Cyber-bullies, playground bullies, workplace bullies, gay-bashing bullies, celebrity bullies . . .
It appears there’s more ‘bullish’ behaviour in society today than in many pedigree herds of cattle.
During our lifetimes, we’ll inevitably encounter physical or psychological bullying.
Bosses bully staff.
Big fellahs bully small fellahs.
Ambitious workmates (male and female) bully people they see as rivals for promotion.
Politicians and other people in high office bully us through baffling legislation, laws, rules and punitive taxes.
So what can we do about it?
Well, most people do nothing – for one simple reason; the fear of reprisals.
Those reprisals can take many forms – whether it’s from the swaggering, fat-bellied, loudmouthed individual in a vest who shows off his tattoos or from a large organisation that tries to blind us with ‘legalese’ and jargon in order to steamroller us into submission.
It’s happened to all of us – and here’s the proof.
Everyone used to get their dustbins emptied once a week, a service we paid for out of our council tax.
Then we were asked to recycle various items like bottles, cans, newspapers etc and given boxes of various colours in which to place them for collection. Fair enough.

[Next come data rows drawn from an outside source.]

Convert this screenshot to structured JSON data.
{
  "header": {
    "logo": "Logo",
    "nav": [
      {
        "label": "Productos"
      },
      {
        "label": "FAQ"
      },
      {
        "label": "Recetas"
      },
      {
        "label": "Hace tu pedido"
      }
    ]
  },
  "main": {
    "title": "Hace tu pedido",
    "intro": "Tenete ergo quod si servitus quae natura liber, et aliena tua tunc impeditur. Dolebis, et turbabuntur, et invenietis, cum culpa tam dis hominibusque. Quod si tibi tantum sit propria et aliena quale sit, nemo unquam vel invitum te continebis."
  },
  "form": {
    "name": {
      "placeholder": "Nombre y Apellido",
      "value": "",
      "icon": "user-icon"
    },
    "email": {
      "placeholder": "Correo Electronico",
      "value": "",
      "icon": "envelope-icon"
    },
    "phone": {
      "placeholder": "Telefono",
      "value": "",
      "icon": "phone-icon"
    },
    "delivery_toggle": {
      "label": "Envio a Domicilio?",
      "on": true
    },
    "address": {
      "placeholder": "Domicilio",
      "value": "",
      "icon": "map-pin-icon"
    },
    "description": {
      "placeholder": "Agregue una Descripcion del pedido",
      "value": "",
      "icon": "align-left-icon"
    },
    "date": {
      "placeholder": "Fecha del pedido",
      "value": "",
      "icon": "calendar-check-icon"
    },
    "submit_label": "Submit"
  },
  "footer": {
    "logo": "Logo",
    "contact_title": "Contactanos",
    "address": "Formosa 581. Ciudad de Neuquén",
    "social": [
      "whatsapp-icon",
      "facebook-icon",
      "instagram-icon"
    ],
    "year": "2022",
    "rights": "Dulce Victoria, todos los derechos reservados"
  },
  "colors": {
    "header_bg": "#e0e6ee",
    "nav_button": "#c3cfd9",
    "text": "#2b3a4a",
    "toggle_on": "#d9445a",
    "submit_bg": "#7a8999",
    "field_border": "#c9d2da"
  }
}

But once we started doing that regularly (some might say we were doing the council’s job), without any consultation, we were told our weekly collections of rubbish were suddenly changing to fortnightly.
It wasn’t up for debate. The council spoke and we had to obey them.
And, idiots that we are, we meekly submitted to accepting that our rubbish collections would be reduced by 50%, even though we wouldn’t get a similar reduction in our council tax – in fact, it increases every year!
What do we do about it? Absolutely nothing! We prefer to remain the silent victims of bullying by the faceless men and women in the Town Hall.
I won’t generalise about schools today, although we’ve all read desperately sad stories in the newspapers about children who have been bullied so relentlessly by their wicked classmates they saw suicide as the only escape.
When I was in school, if you happened to be slight of build or wore glasses or looked ‘different’, you would get picked on. I wasn’t what you’d call an Arnold Schwarzenegger clone – although to be fair, whenever we broke up for the holidays, I’d always say to my teachers “I’ll be back!” – a remark which made me a sort of ‘End-of Term-inator’.
Looking back, I must have been a right nutter, because I had no fear of bullies and would stand up for myself and the weaker kids.
I got into scrapes. So many, in fact, that when I’m asked what qualifications I left school with, my answer is “Just the one; a Black Belt” (to hold my trousers up, of course)!
In the business of show in which I make what is laughingly called a living, you meet bullies.
On stage or off, a comedian is always working; running through routines and mulling over whether a new piece might possibly alienate part of the audience at the next gig.
I think this awareness of other people’s sensitivities prevents us from becoming bullies ourselves and helps us suss out those in powerful positions who, purely for their own amusement, love to intimidate or humiliate others.
Since the days of the court jester, it’s been the job of the comedian to prick the balloon of pomposity and, should it be warranted, put the great and the good who lord it over us a little bit too smugly, in their place.
If, through my comedy I can have a sharply-pointed dig at overbearing bullies (without coming across as one myself) and make them think they should rein-in their unacceptable behaviour and start treating people with more respect, I’m continuing the work I did back when I was a lad, standing-up to the school bullies.